Records from a data source:
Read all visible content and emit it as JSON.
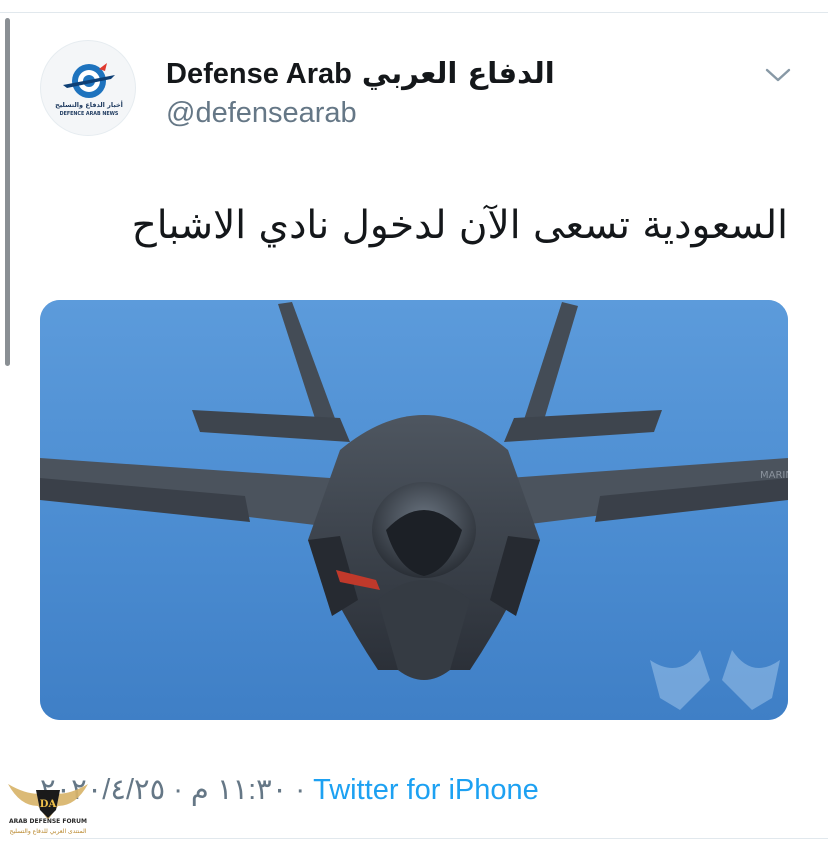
{
  "tweet": {
    "author_name_en": "Defense Arab",
    "author_name_ar": "الدفاع العربي",
    "handle": "@defensearab",
    "text": "السعودية تسعى الآن لدخول نادي الاشباح",
    "timestamp": "١١:٣٠ م · ٢٠٢٠/٤/٢٥ · ",
    "source": "Twitter for iPhone"
  },
  "avatar": {
    "logo_text_ar": "أخبار الدفاع والتسليح",
    "logo_text_en": "DEFENCE ARAB NEWS"
  },
  "media": {
    "aircraft_marking": "MARINES"
  },
  "watermark": {
    "title": "ARAB DEFENSE FORUM",
    "subtitle": "المنتدى العربي للدفاع والتسليح",
    "badge_text": "DA"
  },
  "icons": {
    "more": "chevron-down-icon"
  },
  "colors": {
    "link": "#1da1f2",
    "secondary_text": "#657786",
    "primary_text": "#14171a",
    "sky": "#4f90d3"
  }
}
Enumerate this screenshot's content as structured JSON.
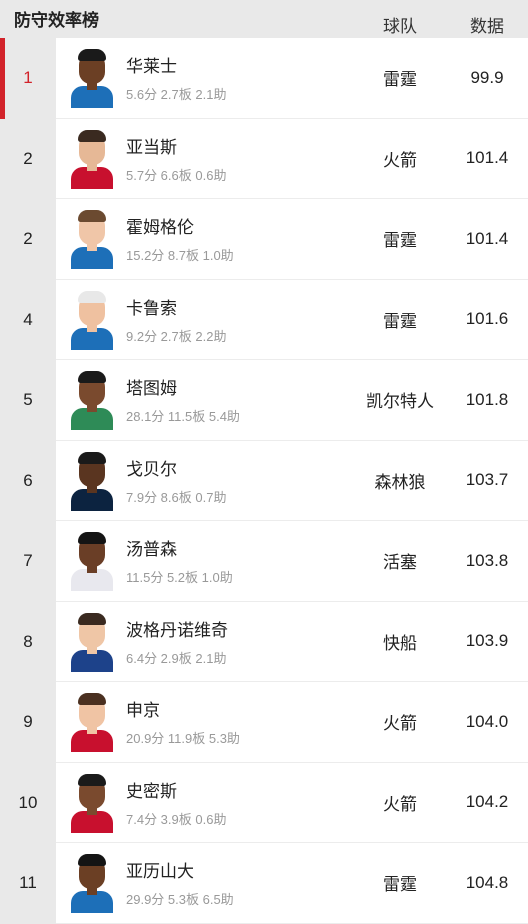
{
  "header": {
    "title": "防守效率榜",
    "col_team": "球队",
    "col_value": "数据"
  },
  "accent_color": "#d2232a",
  "rows": [
    {
      "rank": "1",
      "name": "华莱士",
      "stats": "5.6分 2.7板 2.1助",
      "team": "雷霆",
      "value": "99.9",
      "jersey": "#1d6fb8",
      "skin": "#6b3f24",
      "hair": "#1a1a1a"
    },
    {
      "rank": "2",
      "name": "亚当斯",
      "stats": "5.7分 6.6板 0.6助",
      "team": "火箭",
      "value": "101.4",
      "jersey": "#c8102e",
      "skin": "#e6b896",
      "hair": "#3a2a20"
    },
    {
      "rank": "2",
      "name": "霍姆格伦",
      "stats": "15.2分 8.7板 1.0助",
      "team": "雷霆",
      "value": "101.4",
      "jersey": "#1d6fb8",
      "skin": "#f0c6a8",
      "hair": "#6b4a30"
    },
    {
      "rank": "4",
      "name": "卡鲁索",
      "stats": "9.2分 2.7板 2.2助",
      "team": "雷霆",
      "value": "101.6",
      "jersey": "#1d6fb8",
      "skin": "#efc1a0",
      "hair": "#e8e8e8"
    },
    {
      "rank": "5",
      "name": "塔图姆",
      "stats": "28.1分 11.5板 5.4助",
      "team": "凯尔特人",
      "value": "101.8",
      "jersey": "#2e8b57",
      "skin": "#7a4a2e",
      "hair": "#1a1a1a"
    },
    {
      "rank": "6",
      "name": "戈贝尔",
      "stats": "7.9分 8.6板 0.7助",
      "team": "森林狼",
      "value": "103.7",
      "jersey": "#0c2340",
      "skin": "#5a3520",
      "hair": "#1a1a1a"
    },
    {
      "rank": "7",
      "name": "汤普森",
      "stats": "11.5分 5.2板 1.0助",
      "team": "活塞",
      "value": "103.8",
      "jersey": "#e8e8ee",
      "skin": "#6a3e26",
      "hair": "#141414"
    },
    {
      "rank": "8",
      "name": "波格丹诺维奇",
      "stats": "6.4分 2.9板 2.1助",
      "team": "快船",
      "value": "103.9",
      "jersey": "#1d428a",
      "skin": "#efc6a6",
      "hair": "#3a2a20"
    },
    {
      "rank": "9",
      "name": "申京",
      "stats": "20.9分 11.9板 5.3助",
      "team": "火箭",
      "value": "104.0",
      "jersey": "#c8102e",
      "skin": "#f0c4a4",
      "hair": "#4a3020"
    },
    {
      "rank": "10",
      "name": "史密斯",
      "stats": "7.4分 3.9板 0.6助",
      "team": "火箭",
      "value": "104.2",
      "jersey": "#c8102e",
      "skin": "#7a4a2e",
      "hair": "#1a1a1a"
    },
    {
      "rank": "11",
      "name": "亚历山大",
      "stats": "29.9分 5.3板 6.5助",
      "team": "雷霆",
      "value": "104.8",
      "jersey": "#1d6fb8",
      "skin": "#6b3f24",
      "hair": "#141414"
    }
  ]
}
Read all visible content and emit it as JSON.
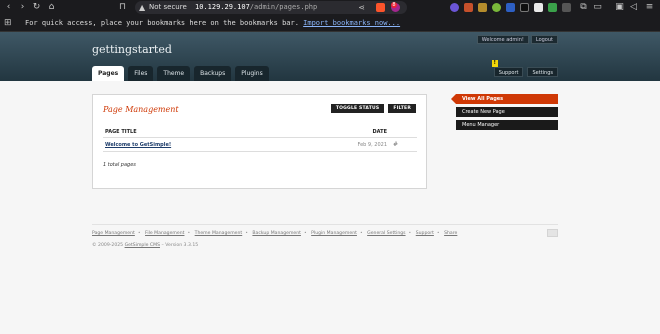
{
  "browser": {
    "url_warning": "Not secure",
    "url_host": "10.129.29.107",
    "url_path": "/admin/pages.php",
    "reward_badge": "8",
    "bookmarks_message": "For quick access, place your bookmarks here on the bookmarks bar.",
    "bookmarks_link": "Import bookmarks now..."
  },
  "header": {
    "site_name": "gettingstarted",
    "user_links": [
      "Welcome admin!",
      "Logout"
    ],
    "tabs": [
      "Pages",
      "Files",
      "Theme",
      "Backups",
      "Plugins"
    ],
    "right_tabs": [
      "Support",
      "Settings"
    ],
    "warning_glyph": "!"
  },
  "main": {
    "title": "Page Management",
    "buttons": [
      "TOGGLE STATUS",
      "FILTER"
    ],
    "columns": [
      "PAGE TITLE",
      "DATE"
    ],
    "rows": [
      {
        "title": "Welcome to GetSimple!",
        "date": "Feb 9, 2021"
      }
    ],
    "total": "1 total pages"
  },
  "sidebar": {
    "items": [
      "View All Pages",
      "Create New Page",
      "Menu Manager"
    ]
  },
  "footer": {
    "links": [
      "Page Management",
      "File Management",
      "Theme Management",
      "Backup Management",
      "Plugin Management",
      "General Settings",
      "Support",
      "Share"
    ],
    "copyright_prefix": "© 2009-2025",
    "copyright_link": "GetSimple CMS",
    "copyright_suffix": "– Version 3.3.15"
  },
  "colors": {
    "accent": "#cf3805",
    "header_top": "#3f5866",
    "header_bottom": "#223640"
  }
}
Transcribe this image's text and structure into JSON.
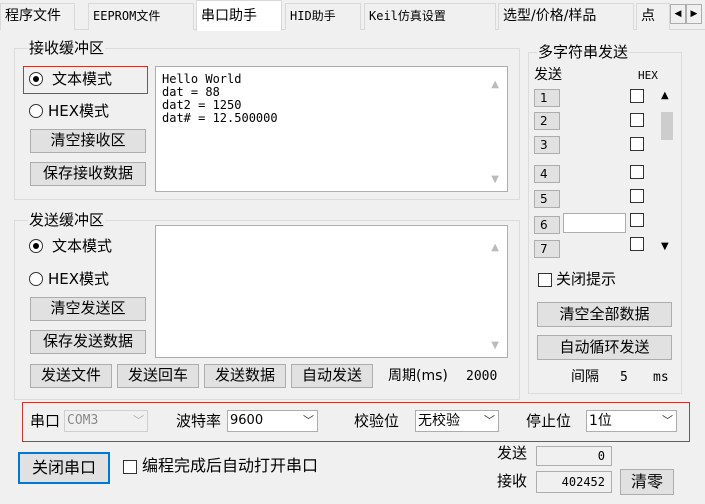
{
  "tabs": [
    {
      "label": "程序文件"
    },
    {
      "label": "EEPROM文件"
    },
    {
      "label": "串口助手"
    },
    {
      "label": "HID助手"
    },
    {
      "label": "Keil仿真设置"
    },
    {
      "label": "选型/价格/样品"
    },
    {
      "label": "点"
    }
  ],
  "receive": {
    "group_label": "接收缓冲区",
    "text_mode": "文本模式",
    "hex_mode": "HEX模式",
    "clear_button": "清空接收区",
    "save_button": "保存接收数据",
    "lines": [
      "Hello World",
      "dat = 88",
      "dat2 = 1250",
      "dat# = 12.500000"
    ]
  },
  "send": {
    "group_label": "发送缓冲区",
    "text_mode": "文本模式",
    "hex_mode": "HEX模式",
    "clear_button": "清空发送区",
    "save_button": "保存发送数据",
    "send_file": "发送文件",
    "send_enter": "发送回车",
    "send_data": "发送数据",
    "auto_send": "自动发送",
    "period_label": "周期(ms)",
    "period_value": "2000"
  },
  "multi": {
    "group_label": "多字符串发送",
    "col_send": "发送",
    "col_hex": "HEX",
    "rows": [
      "1",
      "2",
      "3",
      "4",
      "5",
      "6",
      "7"
    ],
    "close_hint": "关闭提示",
    "clear_all": "清空全部数据",
    "auto_loop": "自动循环发送",
    "interval_label": "间隔",
    "interval_value": "5",
    "interval_unit": "ms"
  },
  "settings": {
    "port_label": "串口",
    "port_value": "COM3",
    "baud_label": "波特率",
    "baud_value": "9600",
    "parity_label": "校验位",
    "parity_value": "无校验",
    "stop_label": "停止位",
    "stop_value": "1位"
  },
  "bottom": {
    "close_port": "关闭串口",
    "auto_open": "编程完成后自动打开串口",
    "sent_label": "发送",
    "sent_value": "0",
    "recv_label": "接收",
    "recv_value": "402452",
    "clear_counts": "清零"
  }
}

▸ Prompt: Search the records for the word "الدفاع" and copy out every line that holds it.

▸ Reply:
    "author_name_ar": "الدفاع العربي",
    "logo_text_ar": "أخبار الدفاع والتسليح",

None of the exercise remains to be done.